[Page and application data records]
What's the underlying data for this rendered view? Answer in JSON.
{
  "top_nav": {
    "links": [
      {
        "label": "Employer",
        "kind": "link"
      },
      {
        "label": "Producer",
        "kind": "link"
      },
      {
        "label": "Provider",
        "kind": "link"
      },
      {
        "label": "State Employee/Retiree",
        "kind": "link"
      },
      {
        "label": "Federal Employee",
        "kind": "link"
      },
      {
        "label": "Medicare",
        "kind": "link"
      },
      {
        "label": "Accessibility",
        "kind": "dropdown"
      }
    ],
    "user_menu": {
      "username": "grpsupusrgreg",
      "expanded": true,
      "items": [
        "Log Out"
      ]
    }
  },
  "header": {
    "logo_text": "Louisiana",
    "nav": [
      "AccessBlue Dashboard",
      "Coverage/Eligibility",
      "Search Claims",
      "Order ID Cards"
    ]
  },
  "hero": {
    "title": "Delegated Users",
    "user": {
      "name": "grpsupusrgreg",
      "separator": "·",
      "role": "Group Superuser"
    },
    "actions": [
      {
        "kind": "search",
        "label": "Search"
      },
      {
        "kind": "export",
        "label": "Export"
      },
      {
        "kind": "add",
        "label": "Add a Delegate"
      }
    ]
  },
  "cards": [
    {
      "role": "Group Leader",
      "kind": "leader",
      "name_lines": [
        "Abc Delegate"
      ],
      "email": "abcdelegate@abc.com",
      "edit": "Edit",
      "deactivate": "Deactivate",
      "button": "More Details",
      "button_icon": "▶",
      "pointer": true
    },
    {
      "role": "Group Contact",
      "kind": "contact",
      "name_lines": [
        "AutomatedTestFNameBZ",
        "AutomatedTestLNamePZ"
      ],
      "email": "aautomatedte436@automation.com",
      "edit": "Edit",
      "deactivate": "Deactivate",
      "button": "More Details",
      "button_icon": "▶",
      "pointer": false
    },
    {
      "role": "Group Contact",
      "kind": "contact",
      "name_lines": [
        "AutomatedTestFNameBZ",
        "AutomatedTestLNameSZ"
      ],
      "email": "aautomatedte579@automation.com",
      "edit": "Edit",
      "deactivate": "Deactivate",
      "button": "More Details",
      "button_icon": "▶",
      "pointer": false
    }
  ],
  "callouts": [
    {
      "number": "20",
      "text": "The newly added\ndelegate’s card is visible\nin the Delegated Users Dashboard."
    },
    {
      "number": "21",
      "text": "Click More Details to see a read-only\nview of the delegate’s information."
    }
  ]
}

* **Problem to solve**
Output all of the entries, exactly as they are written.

* **Response to the task**
What's the underlying data for this rendered view? Answer in JSON.
{
  "top_nav": {
    "links": [
      {
        "label": "Employer",
        "kind": "link"
      },
      {
        "label": "Producer",
        "kind": "link"
      },
      {
        "label": "Provider",
        "kind": "link"
      },
      {
        "label": "State Employee/Retiree",
        "kind": "link"
      },
      {
        "label": "Federal Employee",
        "kind": "link"
      },
      {
        "label": "Medicare",
        "kind": "link"
      },
      {
        "label": "Accessibility",
        "kind": "dropdown"
      }
    ],
    "user_menu": {
      "username": "grpsupusrgreg",
      "expanded": true,
      "items": [
        "Log Out"
      ]
    }
  },
  "header": {
    "logo_text": "Louisiana",
    "nav": [
      "AccessBlue Dashboard",
      "Coverage/Eligibility",
      "Search Claims",
      "Order ID Cards"
    ]
  },
  "hero": {
    "title": "Delegated Users",
    "user": {
      "name": "grpsupusrgreg",
      "separator": "·",
      "role": "Group Superuser"
    },
    "actions": [
      {
        "kind": "search",
        "label": "Search"
      },
      {
        "kind": "export",
        "label": "Export"
      },
      {
        "kind": "add",
        "label": "Add a Delegate"
      }
    ]
  },
  "cards": [
    {
      "role": "Group Leader",
      "kind": "leader",
      "name_lines": [
        "Abc Delegate"
      ],
      "email": "abcdelegate@abc.com",
      "edit": "Edit",
      "deactivate": "Deactivate",
      "button": "More Details",
      "button_icon": "▶",
      "pointer": true
    },
    {
      "role": "Group Contact",
      "kind": "contact",
      "name_lines": [
        "AutomatedTestFNameBZ",
        "AutomatedTestLNamePZ"
      ],
      "email": "aautomatedte436@automation.com",
      "edit": "Edit",
      "deactivate": "Deactivate",
      "button": "More Details",
      "button_icon": "▶",
      "pointer": false
    },
    {
      "role": "Group Contact",
      "kind": "contact",
      "name_lines": [
        "AutomatedTestFNameBZ",
        "AutomatedTestLNameSZ"
      ],
      "email": "aautomatedte579@automation.com",
      "edit": "Edit",
      "deactivate": "Deactivate",
      "button": "More Details",
      "button_icon": "▶",
      "pointer": false
    }
  ],
  "callouts": [
    {
      "number": "20",
      "text": "The newly added\ndelegate’s card is visible\nin the Delegated Users Dashboard."
    },
    {
      "number": "21",
      "text": "Click More Details to see a read-only\nview of the delegate’s information."
    }
  ]
}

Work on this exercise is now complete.